My back against the warm earth, the song of buffalo grass and wind at my ear, I was myself and all these other selves. I was never alone. I was richly accompanied. After some hours I returned from the hills and fields braver, kinder, sadder, wiser, more willing. This is what the land allows, if we let it. A radical, self-shattering, world-building imagining.


Twenty-three days since the election, 23 days of disbelief and grief and donations and letters and phone calls and meetings—and it is time to go to the woods. We pack our pop-up camper and in a mizzling rain drive west into the Coast Range, north up 101, and finally pull in at Cape Lookout, a gnarled finger of volcanic rock poking into the Pacific. In the early dark we set up the camper, heat leftover clam chowder, despite the rain hike to the angry ocean to say hello. The night falls black and windy. We sleep fitfully, rain threshing the trees.

The next day, though, brings scattered rainbreaks, and we hike the woods, my children hiding in the knuckled roots of hemlock and spruce, calling, when I don’t find them fast enough, in hoots and hooahs, in the voices of owls. We clamber along the rocks above the frothing ocean. We perch on the highest dune and watch the waves lace and unlace, lift and leap and shatter, the globe itself curving west away from us, beneath the clouds. Later, we light a fire, my daughter, five, crunching up handfuls of newspaper, my son, seven, laying kindling sticks just so. I light a match, and flames play across our faces. We gather there, the four of us, a family, and as the embers shift and dim, without a word we click on our headlamps and move once again into the woods. There play shadow and chase, study all that is familiar—fern and salal and Oregon grape—gone in the night so wonderful and strange.

We gather, finally, along a tiny, mossy creek.
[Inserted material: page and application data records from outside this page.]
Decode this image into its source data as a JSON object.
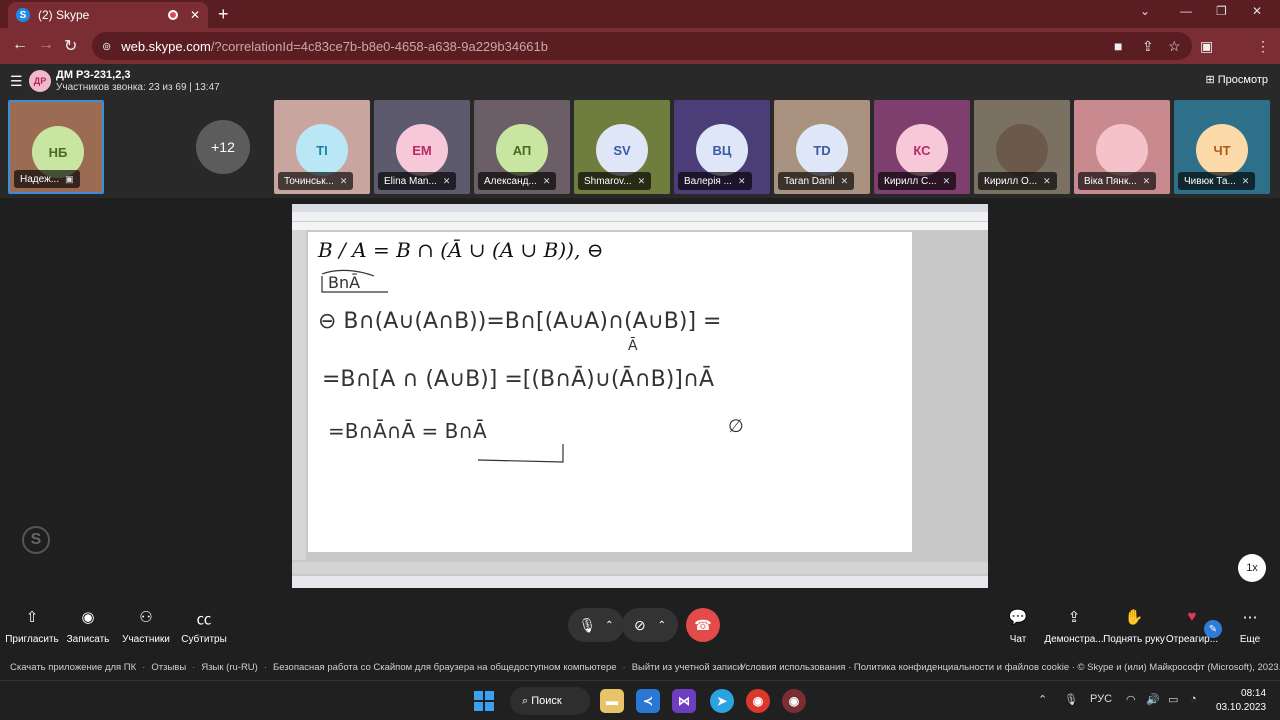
{
  "browser": {
    "tab_title": "(2) Skype",
    "favicon_letter": "S",
    "url_host": "web.skype.com",
    "url_path": "/?correlationId=4c83ce7b-b8e0-4658-a638-9a229b34661b"
  },
  "call": {
    "badge": "ДР",
    "title": "ДМ РЗ-231,2,3",
    "subtitle": "Участников звонка: 23 из 69 | 13:47",
    "view_label": "Просмотр",
    "more_count": "+12"
  },
  "participants": [
    {
      "initials": "НБ",
      "name": "Надеж...",
      "circle": "#c8e6a2",
      "text": "#4a6a1e",
      "bg": "#9c6b53"
    },
    {
      "initials": "ТІ",
      "name": "Точинськ...",
      "circle": "#b9e7f5",
      "text": "#1f7fa3",
      "bg": "#c9a5a0"
    },
    {
      "initials": "ЕМ",
      "name": "Elina Man...",
      "circle": "#f7c8d8",
      "text": "#b82a63",
      "bg": "#5d5a6e"
    },
    {
      "initials": "АП",
      "name": "Александ...",
      "circle": "#c8e6a2",
      "text": "#4a6a1e",
      "bg": "#6b5e66"
    },
    {
      "initials": "SV",
      "name": "Shmarov...",
      "circle": "#dfe6f7",
      "text": "#3b5ba3",
      "bg": "#6f7d3f"
    },
    {
      "initials": "ВЦ",
      "name": "Валерія ...",
      "circle": "#dfe6f7",
      "text": "#3b5ba3",
      "bg": "#4b3e78"
    },
    {
      "initials": "TD",
      "name": "Taran Danil",
      "circle": "#dfe6f7",
      "text": "#3b5ba3",
      "bg": "#a8917e"
    },
    {
      "initials": "КС",
      "name": "Кирилл С...",
      "circle": "#f7c8d8",
      "text": "#b82a63",
      "bg": "#7e3f6e"
    },
    {
      "initials": "",
      "name": "Кирилл О...",
      "circle": "#6b5a4a",
      "text": "#fff",
      "bg": "#7b7163"
    },
    {
      "initials": "",
      "name": "Віка Пянк...",
      "circle": "#f6c2c9",
      "text": "#fff",
      "bg": "#c98a8f"
    },
    {
      "initials": "ЧТ",
      "name": "Чивюк Та...",
      "circle": "#fbd9a8",
      "text": "#b35a12",
      "bg": "#2e6f8a"
    }
  ],
  "shared": {
    "formula": "B / A = B ∩ (Ā ∪ (A ∪ B)), ⊖"
  },
  "zoom": "1x",
  "controls": {
    "left": [
      {
        "label": "Пригласить",
        "icon": "share-icon"
      },
      {
        "label": "Записать",
        "icon": "record-icon"
      },
      {
        "label": "Участники",
        "icon": "people-icon"
      },
      {
        "label": "Субтитры",
        "icon": "captions-icon"
      }
    ],
    "right": [
      {
        "label": "Чат",
        "icon": "chat-icon"
      },
      {
        "label": "Демонстра...",
        "icon": "screen-share-icon"
      },
      {
        "label": "Поднять руку",
        "icon": "raise-hand-icon"
      },
      {
        "label": "Отреагир...",
        "icon": "heart-icon"
      },
      {
        "label": "Еще",
        "icon": "more-icon"
      }
    ]
  },
  "footer": {
    "links": [
      "Скачать приложение для ПК",
      "Отзывы",
      "Язык (ru-RU)",
      "Безопасная работа со Скайпом для браузера на общедоступном компьютере",
      "Выйти из учетной записи"
    ],
    "right": "Условия использования · Политика конфиденциальности и файлов cookie · © Skype и (или) Майкрософт (Microsoft), 2023."
  },
  "taskbar": {
    "search": "Поиск",
    "lang": "РУС",
    "time": "08:14",
    "date": "03.10.2023"
  },
  "colors": {
    "chrome_tab": "#5a1e22",
    "chrome_bar": "#7a2d33",
    "hangup": "#e34a4a"
  }
}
Like a hand holding us, the cupped, head-high roots of an ancient sitka spruce at our backs. We crouch down, we touch shoulders, hands. We turn off our headlamps and in the pure dark dub ourselves the No Moon Clan, our names now Shadowclaw, Cloudmist, Moonfire, Starlight.

And when, some moments later, I click my headlamp back on, it’s true. My children have transformed. I see it in their rainy eyes, the very way they touch and toe the wet earth.


In the days ahead we will huddle on the banks of creeks and rivers, in the shadows of mountains. We will lay our hands on the hard, good skin of trees. We will be tired, we will be nearly sad to death.

What is coming is not new, true—it is merely, terrifyingly, the worst in us given power—yet it’s true, too, that we will need new names to fight it. We will need all our ancestors, our children, every hero. We need now to be more than what we have been.

Look to the fields and hills and spruce forests, look to the fire, the shadow, the mist running across the moon. How multiple, how yielding and unyielding, how wise in the moment.

Be fierce for love, for all the real things.

Stomach no bullshit.

In all the ways you can, fight. Fight hard.



Joe WilkinsJoe Wilkins is the author of a memoir The Mountain and the Fathers: Growing up on the Big Dry and three books of poetry, When We Were Birds, Notes from the Journey Westward, and Killing the Murnion Dogs. Wilkins lives with his family in western Oregon, where he teaches writing at Linfield College.
Read poetry by Joe Wilkins previously appearing in Terrain.org: two poems, two poems, and two poems.

Header photo of campfire by sagarkphotography, courtesy Pixabay. Photo of Joe Wilkins courtesy Joe Wilkins.


Terrain.org is the world’s first online journal of place, publishing a rich mix of literature, art, commentary, and design since 1998.